Segment Start: Records for the exercise

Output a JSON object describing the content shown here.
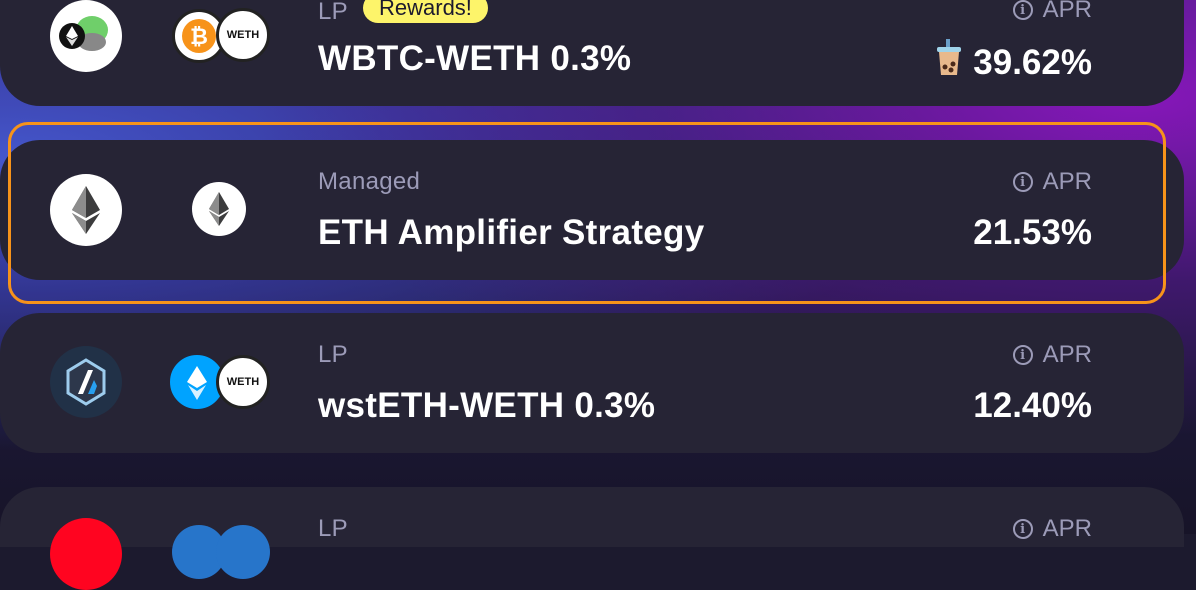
{
  "pools": [
    {
      "type_label": "LP",
      "badge": "Rewards!",
      "name": "WBTC-WETH 0.3%",
      "apr_label": "APR",
      "apr_value": "39.62%",
      "token_b_text": "WETH",
      "token_a_glyph": "₿"
    },
    {
      "type_label": "Managed",
      "name": "ETH Amplifier Strategy",
      "apr_label": "APR",
      "apr_value": "21.53%"
    },
    {
      "type_label": "LP",
      "name": "wstETH-WETH 0.3%",
      "apr_label": "APR",
      "apr_value": "12.40%",
      "token_b_text": "WETH"
    },
    {
      "type_label": "LP",
      "apr_label": "APR"
    }
  ],
  "colors": {
    "highlight": "#f7931a",
    "badge": "#fdf46a",
    "card": "#262435"
  }
}
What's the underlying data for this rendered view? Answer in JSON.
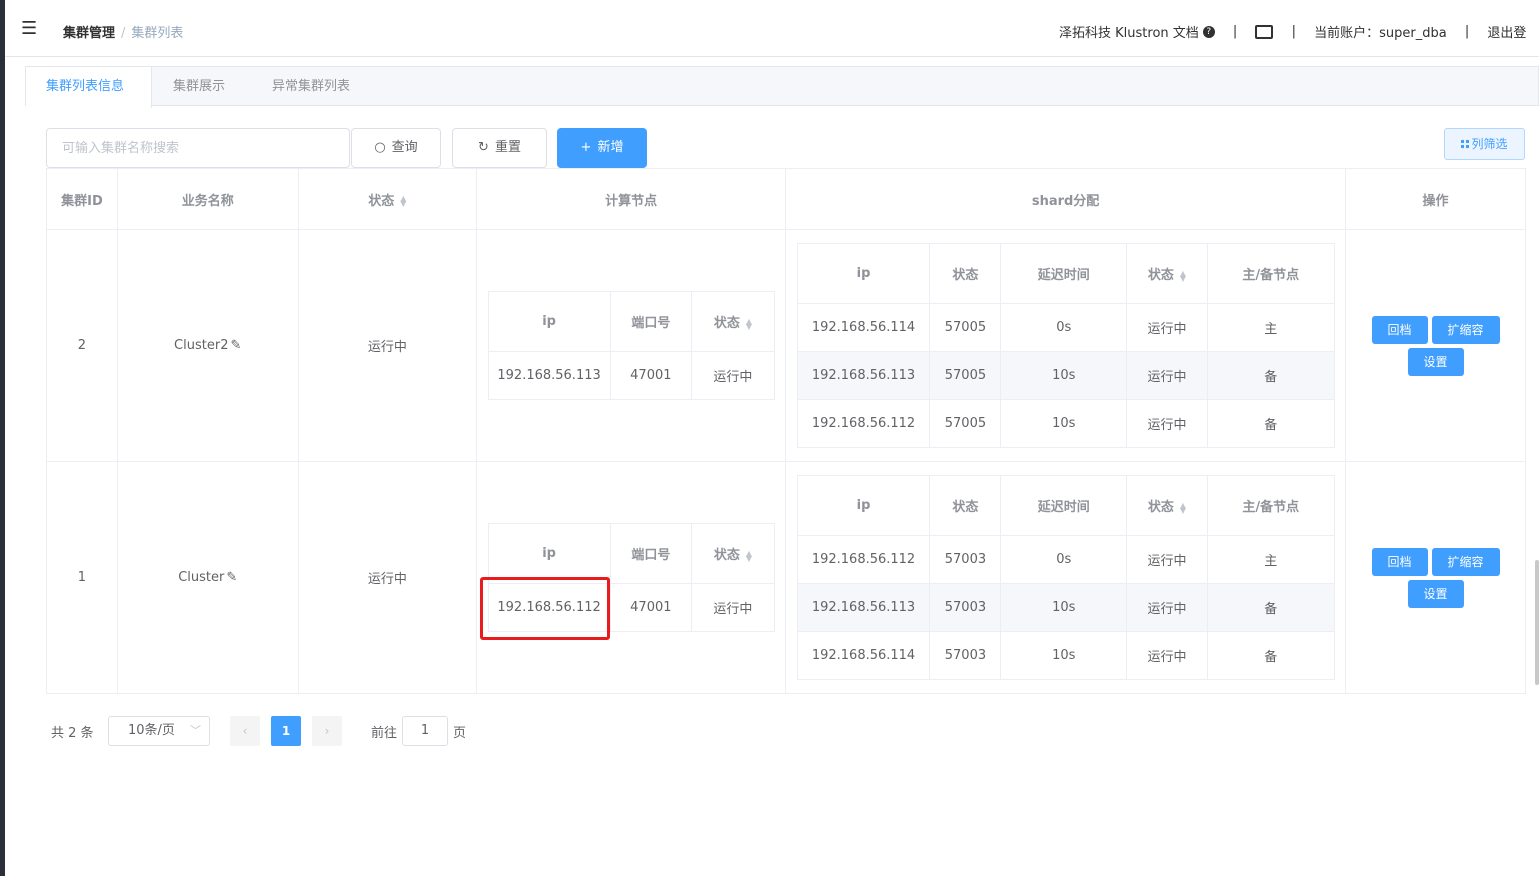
{
  "header": {
    "breadcrumb_root": "集群管理",
    "breadcrumb_sep": "/",
    "breadcrumb_current": "集群列表",
    "brand_docs": "泽拓科技 Klustron 文档",
    "divider": "|",
    "account_label": "当前账户：super_dba",
    "logout": "退出登"
  },
  "tabs": [
    "集群列表信息",
    "集群展示",
    "异常集群列表"
  ],
  "toolbar": {
    "search_placeholder": "可输入集群名称搜索",
    "query_label": "查询",
    "reset_label": "重置",
    "add_label": "新增",
    "filter_label": "列筛选"
  },
  "table": {
    "headers": {
      "id": "集群ID",
      "name": "业务名称",
      "status": "状态",
      "compute": "计算节点",
      "shard": "shard分配",
      "ops": "操作"
    },
    "compute_headers": {
      "ip": "ip",
      "port": "端口号",
      "status": "状态"
    },
    "shard_headers": {
      "ip": "ip",
      "status": "状态",
      "delay": "延迟时间",
      "state": "状态",
      "role": "主/备节点"
    },
    "ops_labels": {
      "rollback": "回档",
      "scale": "扩缩容",
      "settings": "设置"
    },
    "rows": [
      {
        "id": "2",
        "name": "Cluster2",
        "status": "运行中",
        "compute": [
          {
            "ip": "192.168.56.113",
            "port": "47001",
            "status": "运行中"
          }
        ],
        "shards": [
          {
            "ip": "192.168.56.114",
            "status": "57005",
            "delay": "0s",
            "state": "运行中",
            "role": "主"
          },
          {
            "ip": "192.168.56.113",
            "status": "57005",
            "delay": "10s",
            "state": "运行中",
            "role": "备"
          },
          {
            "ip": "192.168.56.112",
            "status": "57005",
            "delay": "10s",
            "state": "运行中",
            "role": "备"
          }
        ]
      },
      {
        "id": "1",
        "name": "Cluster",
        "status": "运行中",
        "compute": [
          {
            "ip": "192.168.56.112",
            "port": "47001",
            "status": "运行中"
          }
        ],
        "shards": [
          {
            "ip": "192.168.56.112",
            "status": "57003",
            "delay": "0s",
            "state": "运行中",
            "role": "主"
          },
          {
            "ip": "192.168.56.113",
            "status": "57003",
            "delay": "10s",
            "state": "运行中",
            "role": "备"
          },
          {
            "ip": "192.168.56.114",
            "status": "57003",
            "delay": "10s",
            "state": "运行中",
            "role": "备"
          }
        ]
      }
    ]
  },
  "pagination": {
    "total": "共 2 条",
    "page_size": "10条/页",
    "current_page": "1",
    "goto_label": "前往",
    "goto_value": "1",
    "page_suffix": "页"
  },
  "colors": {
    "primary": "#409eff",
    "success": "#67c23a",
    "highlight": "#e81c1c"
  }
}
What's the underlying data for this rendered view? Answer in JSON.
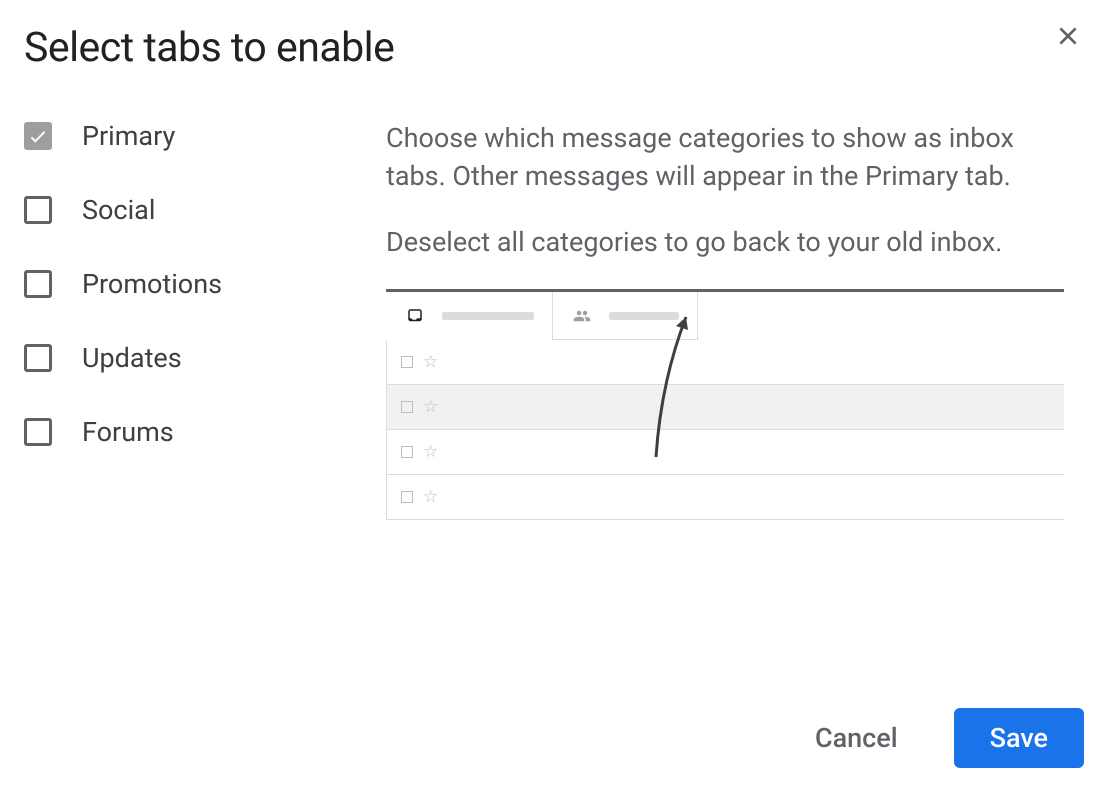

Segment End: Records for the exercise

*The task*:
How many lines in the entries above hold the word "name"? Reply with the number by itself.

*Response to the exercise*:
6